As we approach the end of the civilian year, many people publish their summation of the year past, be it about music, books, life or everything. I've only bought three or four discs this year and only one book (excluding a few DBA textbooks), so I don't have much to write about in those departments. All the interesting things have been noted in my blog.
Whilst it is easy to see how many blog entries I have written in a given month or a year, and whilst it is easy to see all the entries which I have classified with a given tag, it's not possible (at least, as far as I know) to get any form of detail about the popular subjects this year or over the past 100 blog entries. I wrote about this in April when I was 'reduced' to counting by hand entries per tag over a given range. I was thinking about this the other day and realised that the only solution would be to write a small database program (I too suffer from Maslow's hammer: every problem looks like a database to me) which would store the id, date and name of every entry along with its related tags, thus allowing me to write SQL statements which would query this database and reveal patterns.
Actually, there's no real way of knowing an entry's id number: I can see how many blogs I have written but none are identified with a number. So I started off with the most recent entry (whose number I know) then worked backwards. It was gratifying to note that entry 700 did indeed celebrate 700 blogs.

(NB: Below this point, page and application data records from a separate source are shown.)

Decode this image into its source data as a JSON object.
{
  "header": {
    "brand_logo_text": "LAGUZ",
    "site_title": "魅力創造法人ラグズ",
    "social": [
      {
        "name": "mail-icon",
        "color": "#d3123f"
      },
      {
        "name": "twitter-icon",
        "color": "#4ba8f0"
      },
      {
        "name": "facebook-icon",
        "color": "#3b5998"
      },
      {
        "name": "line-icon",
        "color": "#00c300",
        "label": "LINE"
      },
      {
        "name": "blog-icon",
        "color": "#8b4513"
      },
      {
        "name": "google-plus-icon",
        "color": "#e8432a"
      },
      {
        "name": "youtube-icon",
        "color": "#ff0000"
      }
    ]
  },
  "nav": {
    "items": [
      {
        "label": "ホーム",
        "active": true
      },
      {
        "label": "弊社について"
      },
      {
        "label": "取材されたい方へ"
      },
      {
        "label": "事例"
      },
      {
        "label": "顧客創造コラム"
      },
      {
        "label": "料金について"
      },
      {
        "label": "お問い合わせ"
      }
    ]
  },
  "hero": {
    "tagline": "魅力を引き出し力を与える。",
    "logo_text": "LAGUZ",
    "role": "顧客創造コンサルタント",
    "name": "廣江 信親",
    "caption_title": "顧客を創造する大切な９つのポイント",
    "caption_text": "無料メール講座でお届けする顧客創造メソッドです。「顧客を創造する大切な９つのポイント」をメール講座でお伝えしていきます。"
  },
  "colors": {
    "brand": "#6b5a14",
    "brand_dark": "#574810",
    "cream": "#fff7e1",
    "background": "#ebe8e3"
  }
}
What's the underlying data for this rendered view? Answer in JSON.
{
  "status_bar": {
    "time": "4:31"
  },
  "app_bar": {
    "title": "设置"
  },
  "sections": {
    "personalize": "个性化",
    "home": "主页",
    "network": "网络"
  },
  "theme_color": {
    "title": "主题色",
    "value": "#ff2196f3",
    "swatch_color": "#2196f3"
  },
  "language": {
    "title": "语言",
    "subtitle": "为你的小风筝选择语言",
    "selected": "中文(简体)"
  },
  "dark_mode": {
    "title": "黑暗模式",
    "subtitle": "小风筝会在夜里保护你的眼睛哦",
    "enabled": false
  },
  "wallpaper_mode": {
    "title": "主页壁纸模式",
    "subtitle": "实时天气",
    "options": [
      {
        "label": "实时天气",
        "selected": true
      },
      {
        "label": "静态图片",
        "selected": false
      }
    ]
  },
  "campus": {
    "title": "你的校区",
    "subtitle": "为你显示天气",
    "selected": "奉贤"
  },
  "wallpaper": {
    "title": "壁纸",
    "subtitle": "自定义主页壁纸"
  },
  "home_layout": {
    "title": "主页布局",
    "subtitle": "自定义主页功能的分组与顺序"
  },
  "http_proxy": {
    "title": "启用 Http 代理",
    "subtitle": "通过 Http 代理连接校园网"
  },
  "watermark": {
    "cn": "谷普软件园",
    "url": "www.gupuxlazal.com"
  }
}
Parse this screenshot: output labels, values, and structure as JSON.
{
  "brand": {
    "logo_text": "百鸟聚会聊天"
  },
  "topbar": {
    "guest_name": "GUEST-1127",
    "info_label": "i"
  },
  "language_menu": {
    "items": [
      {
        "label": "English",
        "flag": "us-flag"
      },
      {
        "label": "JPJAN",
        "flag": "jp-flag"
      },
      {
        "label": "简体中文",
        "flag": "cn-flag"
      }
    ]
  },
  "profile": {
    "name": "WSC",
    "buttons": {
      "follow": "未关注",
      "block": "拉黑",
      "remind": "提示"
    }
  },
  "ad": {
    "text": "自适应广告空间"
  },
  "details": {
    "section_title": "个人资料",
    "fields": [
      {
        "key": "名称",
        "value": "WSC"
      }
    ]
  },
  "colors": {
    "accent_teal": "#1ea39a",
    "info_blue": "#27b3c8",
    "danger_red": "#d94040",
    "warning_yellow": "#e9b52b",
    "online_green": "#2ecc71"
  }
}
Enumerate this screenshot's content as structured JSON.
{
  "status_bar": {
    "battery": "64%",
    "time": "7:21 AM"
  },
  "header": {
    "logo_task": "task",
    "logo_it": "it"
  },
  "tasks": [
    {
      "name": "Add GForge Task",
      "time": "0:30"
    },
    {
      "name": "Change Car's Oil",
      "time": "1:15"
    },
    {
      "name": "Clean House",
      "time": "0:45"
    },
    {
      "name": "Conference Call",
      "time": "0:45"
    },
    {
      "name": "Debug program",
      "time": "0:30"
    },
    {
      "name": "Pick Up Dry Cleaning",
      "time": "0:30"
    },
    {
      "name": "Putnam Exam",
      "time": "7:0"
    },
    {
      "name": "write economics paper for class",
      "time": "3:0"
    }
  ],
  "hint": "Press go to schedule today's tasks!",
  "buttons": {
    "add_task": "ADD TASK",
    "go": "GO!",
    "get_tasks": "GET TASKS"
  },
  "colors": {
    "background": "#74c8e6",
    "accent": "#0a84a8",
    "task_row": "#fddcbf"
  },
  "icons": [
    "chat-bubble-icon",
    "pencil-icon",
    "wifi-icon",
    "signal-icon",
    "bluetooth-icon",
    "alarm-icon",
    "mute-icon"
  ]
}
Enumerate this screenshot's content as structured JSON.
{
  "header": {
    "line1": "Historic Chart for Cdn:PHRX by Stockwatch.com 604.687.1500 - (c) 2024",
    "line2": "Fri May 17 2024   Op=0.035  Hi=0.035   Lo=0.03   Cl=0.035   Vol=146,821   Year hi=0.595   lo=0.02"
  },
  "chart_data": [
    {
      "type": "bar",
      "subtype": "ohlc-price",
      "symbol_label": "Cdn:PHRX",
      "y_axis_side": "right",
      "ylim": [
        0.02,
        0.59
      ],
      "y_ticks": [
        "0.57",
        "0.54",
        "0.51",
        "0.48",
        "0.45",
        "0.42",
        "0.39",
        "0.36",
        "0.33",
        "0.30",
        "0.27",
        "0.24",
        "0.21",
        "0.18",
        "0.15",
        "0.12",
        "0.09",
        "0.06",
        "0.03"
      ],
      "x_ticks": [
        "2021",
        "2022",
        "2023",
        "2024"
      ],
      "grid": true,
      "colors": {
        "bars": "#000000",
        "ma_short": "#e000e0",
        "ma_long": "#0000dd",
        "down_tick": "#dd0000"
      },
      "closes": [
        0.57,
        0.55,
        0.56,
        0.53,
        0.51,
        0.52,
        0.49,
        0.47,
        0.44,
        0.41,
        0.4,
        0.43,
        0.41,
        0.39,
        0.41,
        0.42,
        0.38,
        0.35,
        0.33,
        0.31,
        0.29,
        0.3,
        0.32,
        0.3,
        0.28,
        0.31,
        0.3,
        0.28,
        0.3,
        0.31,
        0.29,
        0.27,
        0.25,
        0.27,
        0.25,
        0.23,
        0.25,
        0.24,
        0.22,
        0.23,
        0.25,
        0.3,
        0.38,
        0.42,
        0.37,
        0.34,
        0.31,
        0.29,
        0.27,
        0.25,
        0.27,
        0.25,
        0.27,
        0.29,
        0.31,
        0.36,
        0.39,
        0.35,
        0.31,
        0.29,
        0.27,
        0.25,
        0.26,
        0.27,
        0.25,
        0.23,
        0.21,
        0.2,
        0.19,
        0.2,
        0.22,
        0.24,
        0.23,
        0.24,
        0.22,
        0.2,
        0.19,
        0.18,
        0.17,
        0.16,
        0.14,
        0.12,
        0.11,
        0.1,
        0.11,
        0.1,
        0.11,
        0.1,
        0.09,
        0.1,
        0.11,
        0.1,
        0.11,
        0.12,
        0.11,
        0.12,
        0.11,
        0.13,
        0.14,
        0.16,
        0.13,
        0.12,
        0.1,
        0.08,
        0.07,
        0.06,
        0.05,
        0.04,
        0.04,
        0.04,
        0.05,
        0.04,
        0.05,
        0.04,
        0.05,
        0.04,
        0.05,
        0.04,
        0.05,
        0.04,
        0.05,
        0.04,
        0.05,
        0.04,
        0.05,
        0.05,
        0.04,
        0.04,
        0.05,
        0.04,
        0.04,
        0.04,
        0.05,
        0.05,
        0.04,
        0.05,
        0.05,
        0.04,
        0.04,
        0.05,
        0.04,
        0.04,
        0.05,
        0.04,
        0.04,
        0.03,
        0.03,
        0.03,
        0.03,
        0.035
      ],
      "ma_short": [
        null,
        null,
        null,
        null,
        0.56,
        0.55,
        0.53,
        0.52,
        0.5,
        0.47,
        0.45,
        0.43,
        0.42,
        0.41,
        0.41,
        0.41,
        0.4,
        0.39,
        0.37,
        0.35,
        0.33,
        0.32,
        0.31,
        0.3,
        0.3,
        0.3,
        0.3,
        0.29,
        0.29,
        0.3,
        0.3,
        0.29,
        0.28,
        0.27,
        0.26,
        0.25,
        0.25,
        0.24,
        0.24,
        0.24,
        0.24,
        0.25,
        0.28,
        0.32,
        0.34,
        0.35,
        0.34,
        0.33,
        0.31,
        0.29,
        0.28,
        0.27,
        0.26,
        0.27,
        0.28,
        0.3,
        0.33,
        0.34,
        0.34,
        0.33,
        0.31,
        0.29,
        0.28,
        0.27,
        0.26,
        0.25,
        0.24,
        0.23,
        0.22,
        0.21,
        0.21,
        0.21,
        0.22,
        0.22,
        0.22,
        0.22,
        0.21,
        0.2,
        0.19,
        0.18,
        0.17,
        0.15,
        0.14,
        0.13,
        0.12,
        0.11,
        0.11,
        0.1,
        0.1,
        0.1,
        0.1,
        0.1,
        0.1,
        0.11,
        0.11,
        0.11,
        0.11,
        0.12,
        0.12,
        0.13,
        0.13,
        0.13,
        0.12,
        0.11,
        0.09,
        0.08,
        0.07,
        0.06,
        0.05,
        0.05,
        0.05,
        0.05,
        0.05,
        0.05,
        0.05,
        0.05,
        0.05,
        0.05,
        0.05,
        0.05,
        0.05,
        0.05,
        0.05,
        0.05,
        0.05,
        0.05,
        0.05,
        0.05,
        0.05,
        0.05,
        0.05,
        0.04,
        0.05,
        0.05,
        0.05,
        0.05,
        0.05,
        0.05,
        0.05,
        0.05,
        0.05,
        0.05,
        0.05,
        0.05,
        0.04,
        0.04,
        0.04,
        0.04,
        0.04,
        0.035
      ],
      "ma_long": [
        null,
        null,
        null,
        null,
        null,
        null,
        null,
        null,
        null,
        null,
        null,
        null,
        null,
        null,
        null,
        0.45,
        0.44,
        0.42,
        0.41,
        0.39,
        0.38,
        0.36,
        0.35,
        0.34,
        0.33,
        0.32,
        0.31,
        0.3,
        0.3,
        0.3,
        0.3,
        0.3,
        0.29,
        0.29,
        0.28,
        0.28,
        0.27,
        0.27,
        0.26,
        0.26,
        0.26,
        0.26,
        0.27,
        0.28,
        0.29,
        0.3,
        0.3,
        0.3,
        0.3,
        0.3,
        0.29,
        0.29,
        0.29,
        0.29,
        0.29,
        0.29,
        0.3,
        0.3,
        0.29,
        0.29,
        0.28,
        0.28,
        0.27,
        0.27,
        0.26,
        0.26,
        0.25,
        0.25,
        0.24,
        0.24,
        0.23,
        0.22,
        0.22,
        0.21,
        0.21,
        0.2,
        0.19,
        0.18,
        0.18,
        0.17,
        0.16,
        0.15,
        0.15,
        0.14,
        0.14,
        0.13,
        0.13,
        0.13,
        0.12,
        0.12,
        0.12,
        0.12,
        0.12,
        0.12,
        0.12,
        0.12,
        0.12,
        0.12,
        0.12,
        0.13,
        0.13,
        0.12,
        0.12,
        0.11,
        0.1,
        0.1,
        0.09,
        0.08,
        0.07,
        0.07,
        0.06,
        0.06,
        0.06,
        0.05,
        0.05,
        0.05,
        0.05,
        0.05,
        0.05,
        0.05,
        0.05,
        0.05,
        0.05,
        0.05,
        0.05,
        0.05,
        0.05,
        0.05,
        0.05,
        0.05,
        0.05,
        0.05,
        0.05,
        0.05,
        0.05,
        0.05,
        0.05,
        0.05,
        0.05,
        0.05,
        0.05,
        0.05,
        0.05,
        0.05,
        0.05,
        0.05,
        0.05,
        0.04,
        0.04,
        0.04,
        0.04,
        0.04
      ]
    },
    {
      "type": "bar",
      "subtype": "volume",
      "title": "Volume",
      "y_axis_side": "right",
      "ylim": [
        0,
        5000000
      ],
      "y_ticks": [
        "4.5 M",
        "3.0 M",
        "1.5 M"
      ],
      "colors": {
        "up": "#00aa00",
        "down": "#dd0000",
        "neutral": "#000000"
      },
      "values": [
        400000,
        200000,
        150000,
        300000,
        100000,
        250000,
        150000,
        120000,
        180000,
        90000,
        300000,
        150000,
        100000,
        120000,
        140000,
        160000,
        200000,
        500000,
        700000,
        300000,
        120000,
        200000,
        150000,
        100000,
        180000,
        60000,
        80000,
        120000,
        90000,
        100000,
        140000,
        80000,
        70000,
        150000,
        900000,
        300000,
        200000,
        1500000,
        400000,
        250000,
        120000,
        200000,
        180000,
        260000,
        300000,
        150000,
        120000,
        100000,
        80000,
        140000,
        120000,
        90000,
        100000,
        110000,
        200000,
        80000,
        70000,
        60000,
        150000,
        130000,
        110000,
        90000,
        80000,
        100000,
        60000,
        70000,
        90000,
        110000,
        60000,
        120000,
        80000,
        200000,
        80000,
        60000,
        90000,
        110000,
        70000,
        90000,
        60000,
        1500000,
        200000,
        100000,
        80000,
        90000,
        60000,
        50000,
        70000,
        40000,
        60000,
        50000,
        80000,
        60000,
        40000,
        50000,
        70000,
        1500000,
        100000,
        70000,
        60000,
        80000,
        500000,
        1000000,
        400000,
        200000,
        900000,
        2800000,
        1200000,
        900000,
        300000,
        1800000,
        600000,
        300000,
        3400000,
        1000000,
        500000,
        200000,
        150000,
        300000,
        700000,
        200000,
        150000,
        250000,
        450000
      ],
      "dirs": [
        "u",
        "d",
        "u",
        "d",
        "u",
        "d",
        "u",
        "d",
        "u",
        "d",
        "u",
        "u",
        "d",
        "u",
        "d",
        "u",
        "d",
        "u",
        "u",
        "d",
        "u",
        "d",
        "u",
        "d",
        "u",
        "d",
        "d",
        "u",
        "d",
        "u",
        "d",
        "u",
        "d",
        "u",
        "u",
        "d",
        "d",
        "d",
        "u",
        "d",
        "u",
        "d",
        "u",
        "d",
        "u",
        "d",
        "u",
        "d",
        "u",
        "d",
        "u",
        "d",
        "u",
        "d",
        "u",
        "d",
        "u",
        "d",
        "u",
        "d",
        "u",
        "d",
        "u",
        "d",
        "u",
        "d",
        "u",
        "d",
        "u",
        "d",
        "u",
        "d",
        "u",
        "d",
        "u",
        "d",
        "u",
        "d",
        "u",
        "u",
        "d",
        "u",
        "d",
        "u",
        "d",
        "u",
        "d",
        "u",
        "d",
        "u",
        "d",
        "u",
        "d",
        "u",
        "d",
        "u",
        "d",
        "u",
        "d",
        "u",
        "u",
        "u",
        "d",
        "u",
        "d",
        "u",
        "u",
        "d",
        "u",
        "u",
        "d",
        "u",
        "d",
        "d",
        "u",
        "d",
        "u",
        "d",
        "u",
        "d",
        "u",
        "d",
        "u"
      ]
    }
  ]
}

So far, I have recorded just under 200 entries, going back to entry 600 in the summer of 2013. I'm not sure whether I will include the first 600 entries as they won't help me in queries such as 'the most popular tags in 2014' or 'tags for entries 701-800'. I probably will add them at some stage, because that's the sort of person that I am, but there's no real value in doing so.
The program is very basic (for example, there's no way to edit a mis-spelled tag) but also includes all of the features which I have developed over the past year or so, including a parameters screen and adding a record without retrieving the entire database. One nice bit of functionality is showing the number of articles per tag: this is done in HTML so that I can copy the data directly to here. Using a web browser is slower than a grid but it's a neat hack.
So ... assuming that I will not write another blog entry in the coming days, here are some statistical data about my blog in 2014: 125 entries, 51 tags.
22 of those tags were used only once which tends to imply that they have been used more in previous years. At the moment, I don't have a way of actually showing this (I would need to write a query which sums tag usage according to years, but then I would also have to input more entries), but it seems like only one tag is new - Goldfrapp.
Here is the table of entries per tag (minimum three entries/tag):
|Carole Bayer Sager||3|
I would have to say that there are no real surprises about the leading tags, although I would have thought that there would have been more entries tagged ERP. The above shows that I have spent less time programming this year - or at least, in developing new programming techniques that I have decided to blog about. Let us not forget that the table reflects only activities about which I have written: I work with ERP every day, I program and cook every week, but this is not reflected in the above. I only wrote about the mobile phone because I received a new one this year and I only wrote about Carole Bayer Sager because I purchased her double disk.